- DATA EXCERPTS:
[Start of section]
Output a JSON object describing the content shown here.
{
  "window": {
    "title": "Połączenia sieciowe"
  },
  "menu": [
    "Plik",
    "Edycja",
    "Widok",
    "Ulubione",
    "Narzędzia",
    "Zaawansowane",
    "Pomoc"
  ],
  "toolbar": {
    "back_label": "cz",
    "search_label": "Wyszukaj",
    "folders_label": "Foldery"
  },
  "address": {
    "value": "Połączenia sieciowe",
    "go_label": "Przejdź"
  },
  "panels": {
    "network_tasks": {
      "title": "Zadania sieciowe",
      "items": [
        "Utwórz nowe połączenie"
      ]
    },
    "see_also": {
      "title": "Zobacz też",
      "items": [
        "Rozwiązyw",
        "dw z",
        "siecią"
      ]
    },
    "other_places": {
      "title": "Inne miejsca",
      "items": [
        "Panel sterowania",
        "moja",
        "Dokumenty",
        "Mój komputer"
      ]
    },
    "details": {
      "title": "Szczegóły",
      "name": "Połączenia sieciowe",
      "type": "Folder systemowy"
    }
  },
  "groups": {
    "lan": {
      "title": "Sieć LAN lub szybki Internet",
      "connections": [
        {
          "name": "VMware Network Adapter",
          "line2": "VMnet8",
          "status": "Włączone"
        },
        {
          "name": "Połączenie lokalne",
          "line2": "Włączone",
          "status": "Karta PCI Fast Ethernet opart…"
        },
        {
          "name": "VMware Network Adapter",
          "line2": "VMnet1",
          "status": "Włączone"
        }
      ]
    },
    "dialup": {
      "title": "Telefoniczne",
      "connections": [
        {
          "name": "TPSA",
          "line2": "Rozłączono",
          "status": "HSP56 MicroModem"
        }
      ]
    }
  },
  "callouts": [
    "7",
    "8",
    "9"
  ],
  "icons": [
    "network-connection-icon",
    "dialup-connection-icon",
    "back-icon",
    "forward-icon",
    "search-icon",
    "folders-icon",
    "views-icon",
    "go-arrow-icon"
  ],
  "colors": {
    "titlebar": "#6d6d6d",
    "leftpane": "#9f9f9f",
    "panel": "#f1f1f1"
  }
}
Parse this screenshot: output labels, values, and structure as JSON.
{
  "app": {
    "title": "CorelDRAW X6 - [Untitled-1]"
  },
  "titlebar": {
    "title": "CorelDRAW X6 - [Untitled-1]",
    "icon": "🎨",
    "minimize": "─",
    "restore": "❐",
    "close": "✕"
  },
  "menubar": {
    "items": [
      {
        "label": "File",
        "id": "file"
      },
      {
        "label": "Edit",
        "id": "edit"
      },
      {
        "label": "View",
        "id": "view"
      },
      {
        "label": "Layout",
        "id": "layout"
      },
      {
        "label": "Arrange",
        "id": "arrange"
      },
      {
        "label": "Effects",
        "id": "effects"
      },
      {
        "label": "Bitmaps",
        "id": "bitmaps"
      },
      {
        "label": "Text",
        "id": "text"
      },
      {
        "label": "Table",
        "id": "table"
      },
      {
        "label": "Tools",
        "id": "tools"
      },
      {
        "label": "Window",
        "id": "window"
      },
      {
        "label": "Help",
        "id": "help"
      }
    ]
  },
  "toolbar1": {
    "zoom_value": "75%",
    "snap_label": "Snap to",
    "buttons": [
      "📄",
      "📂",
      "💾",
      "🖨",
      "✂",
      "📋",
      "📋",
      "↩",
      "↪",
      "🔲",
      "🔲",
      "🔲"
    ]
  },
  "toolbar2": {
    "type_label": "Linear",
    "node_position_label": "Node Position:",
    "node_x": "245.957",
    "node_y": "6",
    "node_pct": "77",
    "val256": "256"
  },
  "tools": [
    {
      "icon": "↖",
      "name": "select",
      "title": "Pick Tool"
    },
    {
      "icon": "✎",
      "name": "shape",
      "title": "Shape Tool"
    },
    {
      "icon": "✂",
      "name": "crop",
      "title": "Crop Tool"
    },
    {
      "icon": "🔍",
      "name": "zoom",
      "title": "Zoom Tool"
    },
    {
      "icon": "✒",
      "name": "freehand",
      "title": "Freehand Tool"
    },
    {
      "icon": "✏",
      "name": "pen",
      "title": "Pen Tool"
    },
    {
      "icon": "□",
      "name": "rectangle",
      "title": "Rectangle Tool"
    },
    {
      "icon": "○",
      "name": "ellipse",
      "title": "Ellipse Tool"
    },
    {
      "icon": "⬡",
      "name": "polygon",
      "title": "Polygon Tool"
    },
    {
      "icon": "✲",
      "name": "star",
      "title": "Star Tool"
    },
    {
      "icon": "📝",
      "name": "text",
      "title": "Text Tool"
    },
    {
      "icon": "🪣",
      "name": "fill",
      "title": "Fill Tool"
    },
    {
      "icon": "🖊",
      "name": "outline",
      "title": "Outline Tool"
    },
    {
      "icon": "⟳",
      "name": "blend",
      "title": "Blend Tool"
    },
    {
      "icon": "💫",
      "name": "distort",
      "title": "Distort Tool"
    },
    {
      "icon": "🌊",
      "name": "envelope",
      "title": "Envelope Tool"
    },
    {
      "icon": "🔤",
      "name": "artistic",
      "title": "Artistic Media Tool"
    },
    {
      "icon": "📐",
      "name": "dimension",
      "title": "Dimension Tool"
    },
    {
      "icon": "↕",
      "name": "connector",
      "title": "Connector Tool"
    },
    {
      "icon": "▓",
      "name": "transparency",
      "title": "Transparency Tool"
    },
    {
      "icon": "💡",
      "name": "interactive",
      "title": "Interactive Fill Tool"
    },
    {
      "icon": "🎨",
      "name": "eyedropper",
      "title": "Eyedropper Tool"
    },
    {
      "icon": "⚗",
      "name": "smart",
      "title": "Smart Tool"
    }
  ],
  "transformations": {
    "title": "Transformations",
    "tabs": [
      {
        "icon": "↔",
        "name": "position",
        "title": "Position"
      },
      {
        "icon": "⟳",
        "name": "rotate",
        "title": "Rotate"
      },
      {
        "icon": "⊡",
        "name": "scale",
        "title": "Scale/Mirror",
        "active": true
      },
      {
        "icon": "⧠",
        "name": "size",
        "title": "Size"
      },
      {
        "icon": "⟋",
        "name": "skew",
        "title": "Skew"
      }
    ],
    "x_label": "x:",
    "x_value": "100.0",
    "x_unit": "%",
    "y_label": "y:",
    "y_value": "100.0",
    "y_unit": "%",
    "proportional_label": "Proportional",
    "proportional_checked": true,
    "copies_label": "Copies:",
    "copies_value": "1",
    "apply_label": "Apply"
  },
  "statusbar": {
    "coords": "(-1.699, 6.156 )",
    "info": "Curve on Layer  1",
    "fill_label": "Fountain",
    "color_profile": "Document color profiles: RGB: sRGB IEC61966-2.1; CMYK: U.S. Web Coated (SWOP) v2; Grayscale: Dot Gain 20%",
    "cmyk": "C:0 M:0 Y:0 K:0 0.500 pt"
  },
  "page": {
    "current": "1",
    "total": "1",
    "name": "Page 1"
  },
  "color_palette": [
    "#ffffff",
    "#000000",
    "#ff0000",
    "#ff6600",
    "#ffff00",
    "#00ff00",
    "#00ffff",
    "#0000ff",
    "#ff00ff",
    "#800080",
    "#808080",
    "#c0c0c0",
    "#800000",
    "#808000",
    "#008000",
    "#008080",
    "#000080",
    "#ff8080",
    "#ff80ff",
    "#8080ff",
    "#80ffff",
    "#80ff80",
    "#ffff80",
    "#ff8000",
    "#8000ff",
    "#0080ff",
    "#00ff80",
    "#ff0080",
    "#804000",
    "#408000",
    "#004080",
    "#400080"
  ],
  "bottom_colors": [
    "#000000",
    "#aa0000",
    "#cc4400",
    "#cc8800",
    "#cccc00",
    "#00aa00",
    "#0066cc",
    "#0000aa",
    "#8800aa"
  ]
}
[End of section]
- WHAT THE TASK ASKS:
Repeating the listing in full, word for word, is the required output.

- TASK RESPONSE:
Output a JSON object describing the content shown here.
{
  "window": {
    "title": "Połączenia sieciowe"
  },
  "menu": [
    "Plik",
    "Edycja",
    "Widok",
    "Ulubione",
    "Narzędzia",
    "Zaawansowane",
    "Pomoc"
  ],
  "toolbar": {
    "back_label": "cz",
    "search_label": "Wyszukaj",
    "folders_label": "Foldery"
  },
  "address": {
    "value": "Połączenia sieciowe",
    "go_label": "Przejdź"
  },
  "panels": {
    "network_tasks": {
      "title": "Zadania sieciowe",
      "items": [
        "Utwórz nowe połączenie"
      ]
    },
    "see_also": {
      "title": "Zobacz też",
      "items": [
        "Rozwiązyw",
        "dw z",
        "siecią"
      ]
    },
    "other_places": {
      "title": "Inne miejsca",
      "items": [
        "Panel sterowania",
        "moja",
        "Dokumenty",
        "Mój komputer"
      ]
    },
    "details": {
      "title": "Szczegóły",
      "name": "Połączenia sieciowe",
      "type": "Folder systemowy"
    }
  },
  "groups": {
    "lan": {
      "title": "Sieć LAN lub szybki Internet",
      "connections": [
        {
          "name": "VMware Network Adapter",
          "line2": "VMnet8",
          "status": "Włączone"
        },
        {
          "name": "Połączenie lokalne",
          "line2": "Włączone",
          "status": "Karta PCI Fast Ethernet opart…"
        },
        {
          "name": "VMware Network Adapter",
          "line2": "VMnet1",
          "status": "Włączone"
        }
      ]
    },
    "dialup": {
      "title": "Telefoniczne",
      "connections": [
        {
          "name": "TPSA",
          "line2": "Rozłączono",
          "status": "HSP56 MicroModem"
        }
      ]
    }
  },
  "callouts": [
    "7",
    "8",
    "9"
  ],
  "icons": [
    "network-connection-icon",
    "dialup-connection-icon",
    "back-icon",
    "forward-icon",
    "search-icon",
    "folders-icon",
    "views-icon",
    "go-arrow-icon"
  ],
  "colors": {
    "titlebar": "#6d6d6d",
    "leftpane": "#9f9f9f",
    "panel": "#f1f1f1"
  }
}
Parse this screenshot: output labels, values, and structure as JSON.
{
  "app": {
    "title": "CorelDRAW X6 - [Untitled-1]"
  },
  "titlebar": {
    "title": "CorelDRAW X6 - [Untitled-1]",
    "icon": "🎨",
    "minimize": "─",
    "restore": "❐",
    "close": "✕"
  },
  "menubar": {
    "items": [
      {
        "label": "File",
        "id": "file"
      },
      {
        "label": "Edit",
        "id": "edit"
      },
      {
        "label": "View",
        "id": "view"
      },
      {
        "label": "Layout",
        "id": "layout"
      },
      {
        "label": "Arrange",
        "id": "arrange"
      },
      {
        "label": "Effects",
        "id": "effects"
      },
      {
        "label": "Bitmaps",
        "id": "bitmaps"
      },
      {
        "label": "Text",
        "id": "text"
      },
      {
        "label": "Table",
        "id": "table"
      },
      {
        "label": "Tools",
        "id": "tools"
      },
      {
        "label": "Window",
        "id": "window"
      },
      {
        "label": "Help",
        "id": "help"
      }
    ]
  },
  "toolbar1": {
    "zoom_value": "75%",
    "snap_label": "Snap to",
    "buttons": [
      "📄",
      "📂",
      "💾",
      "🖨",
      "✂",
      "📋",
      "📋",
      "↩",
      "↪",
      "🔲",
      "🔲",
      "🔲"
    ]
  },
  "toolbar2": {
    "type_label": "Linear",
    "node_position_label": "Node Position:",
    "node_x": "245.957",
    "node_y": "6",
    "node_pct": "77",
    "val256": "256"
  },
  "tools": [
    {
      "icon": "↖",
      "name": "select",
      "title": "Pick Tool"
    },
    {
      "icon": "✎",
      "name": "shape",
      "title": "Shape Tool"
    },
    {
      "icon": "✂",
      "name": "crop",
      "title": "Crop Tool"
    },
    {
      "icon": "🔍",
      "name": "zoom",
      "title": "Zoom Tool"
    },
    {
      "icon": "✒",
      "name": "freehand",
      "title": "Freehand Tool"
    },
    {
      "icon": "✏",
      "name": "pen",
      "title": "Pen Tool"
    },
    {
      "icon": "□",
      "name": "rectangle",
      "title": "Rectangle Tool"
    },
    {
      "icon": "○",
      "name": "ellipse",
      "title": "Ellipse Tool"
    },
    {
      "icon": "⬡",
      "name": "polygon",
      "title": "Polygon Tool"
    },
    {
      "icon": "✲",
      "name": "star",
      "title": "Star Tool"
    },
    {
      "icon": "📝",
      "name": "text",
      "title": "Text Tool"
    },
    {
      "icon": "🪣",
      "name": "fill",
      "title": "Fill Tool"
    },
    {
      "icon": "🖊",
      "name": "outline",
      "title": "Outline Tool"
    },
    {
      "icon": "⟳",
      "name": "blend",
      "title": "Blend Tool"
    },
    {
      "icon": "💫",
      "name": "distort",
      "title": "Distort Tool"
    },
    {
      "icon": "🌊",
      "name": "envelope",
      "title": "Envelope Tool"
    },
    {
      "icon": "🔤",
      "name": "artistic",
      "title": "Artistic Media Tool"
    },
    {
      "icon": "📐",
      "name": "dimension",
      "title": "Dimension Tool"
    },
    {
      "icon": "↕",
      "name": "connector",
      "title": "Connector Tool"
    },
    {
      "icon": "▓",
      "name": "transparency",
      "title": "Transparency Tool"
    },
    {
      "icon": "💡",
      "name": "interactive",
      "title": "Interactive Fill Tool"
    },
    {
      "icon": "🎨",
      "name": "eyedropper",
      "title": "Eyedropper Tool"
    },
    {
      "icon": "⚗",
      "name": "smart",
      "title": "Smart Tool"
    }
  ],
  "transformations": {
    "title": "Transformations",
    "tabs": [
      {
        "icon": "↔",
        "name": "position",
        "title": "Position"
      },
      {
        "icon": "⟳",
        "name": "rotate",
        "title": "Rotate"
      },
      {
        "icon": "⊡",
        "name": "scale",
        "title": "Scale/Mirror",
        "active": true
      },
      {
        "icon": "⧠",
        "name": "size",
        "title": "Size"
      },
      {
        "icon": "⟋",
        "name": "skew",
        "title": "Skew"
      }
    ],
    "x_label": "x:",
    "x_value": "100.0",
    "x_unit": "%",
    "y_label": "y:",
    "y_value": "100.0",
    "y_unit": "%",
    "proportional_label": "Proportional",
    "proportional_checked": true,
    "copies_label": "Copies:",
    "copies_value": "1",
    "apply_label": "Apply"
  },
  "statusbar": {
    "coords": "(-1.699, 6.156 )",
    "info": "Curve on Layer  1",
    "fill_label": "Fountain",
    "color_profile": "Document color profiles: RGB: sRGB IEC61966-2.1; CMYK: U.S. Web Coated (SWOP) v2; Grayscale: Dot Gain 20%",
    "cmyk": "C:0 M:0 Y:0 K:0 0.500 pt"
  },
  "page": {
    "current": "1",
    "total": "1",
    "name": "Page 1"
  },
  "color_palette": [
    "#ffffff",
    "#000000",
    "#ff0000",
    "#ff6600",
    "#ffff00",
    "#00ff00",
    "#00ffff",
    "#0000ff",
    "#ff00ff",
    "#800080",
    "#808080",
    "#c0c0c0",
    "#800000",
    "#808000",
    "#008000",
    "#008080",
    "#000080",
    "#ff8080",
    "#ff80ff",
    "#8080ff",
    "#80ffff",
    "#80ff80",
    "#ffff80",
    "#ff8000",
    "#8000ff",
    "#0080ff",
    "#00ff80",
    "#ff0080",
    "#804000",
    "#408000",
    "#004080",
    "#400080"
  ],
  "bottom_colors": [
    "#000000",
    "#aa0000",
    "#cc4400",
    "#cc8800",
    "#cccc00",
    "#00aa00",
    "#0066cc",
    "#0000aa",
    "#8800aa"
  ]
}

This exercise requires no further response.